Neuropsychiatric consequences of stroke

Annu Rev Med. 1997;48:217-29. doi: 10.1146/


Numerous emotional and behavioral disorders occur following cerebrovascular lesions. Depression is the most common of these, affecting up to 40% of patients. Clinical correlates of post-stroke depression include severity of physical and cognitive impairment as well as location of brain injury. Perhaps the most compelling reason to identify post-stroke depression, however, is its substantial impact on recovery in activities of daily living, cognitive function, and survival. Antidepressant medication has been shown to effectively treat depression, although its administration may require careful clinical monitoring. Other post-stroke emotional/behavioral disorders include mania, bipolar disorder, anxiety disorder, apathy, and pathological crying. Controlled studies have not documented the effect of these disorders on long-term recovery, but the potential impact of syndromes such as mania and apathy on rehabilitation efforts or pathological crying on social functioning are evident. With the exception of pathological crying, which has been shown to respond to antidepressant drug therapy, the other post-stroke emotional/behavioral disorders need to be evaluated in controlled treatment trials for response to therapy.

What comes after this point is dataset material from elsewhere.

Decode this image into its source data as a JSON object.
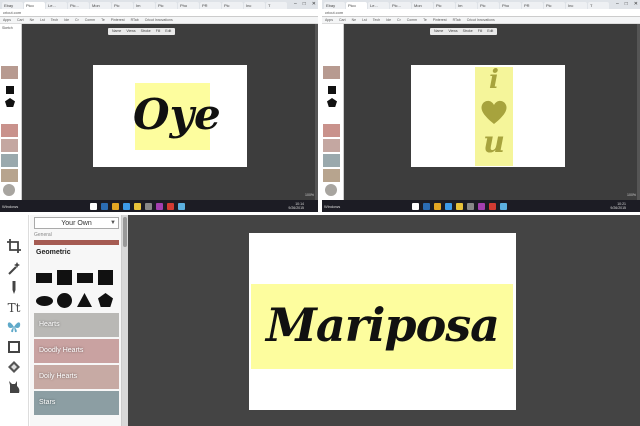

Publication types

  • Research Support, U.S. Gov't, P.H.S.
  • Review

MeSH terms

  • Affective Symptoms / diagnosis*
  • Affective Symptoms / psychology
  • Affective Symptoms / rehabilitation
  • Cerebrovascular Disorders / diagnosis*
  • Cerebrovascular Disorders / psychology
  • Cerebrovascular Disorders / rehabilitation
  • Cognition Disorders / diagnosis*
  • Cognition Disorders / psychology
  • Cognition Disorders / rehabilitation
  • Humans
  • Neurocognitive Disorders / diagnosis*
  • Neurocognitive Disorders / psychology
  • Neurocognitive Disorders / rehabilitation
  • Neuropsychological Tests
  • Patient Care Team
  • Treatment Outcome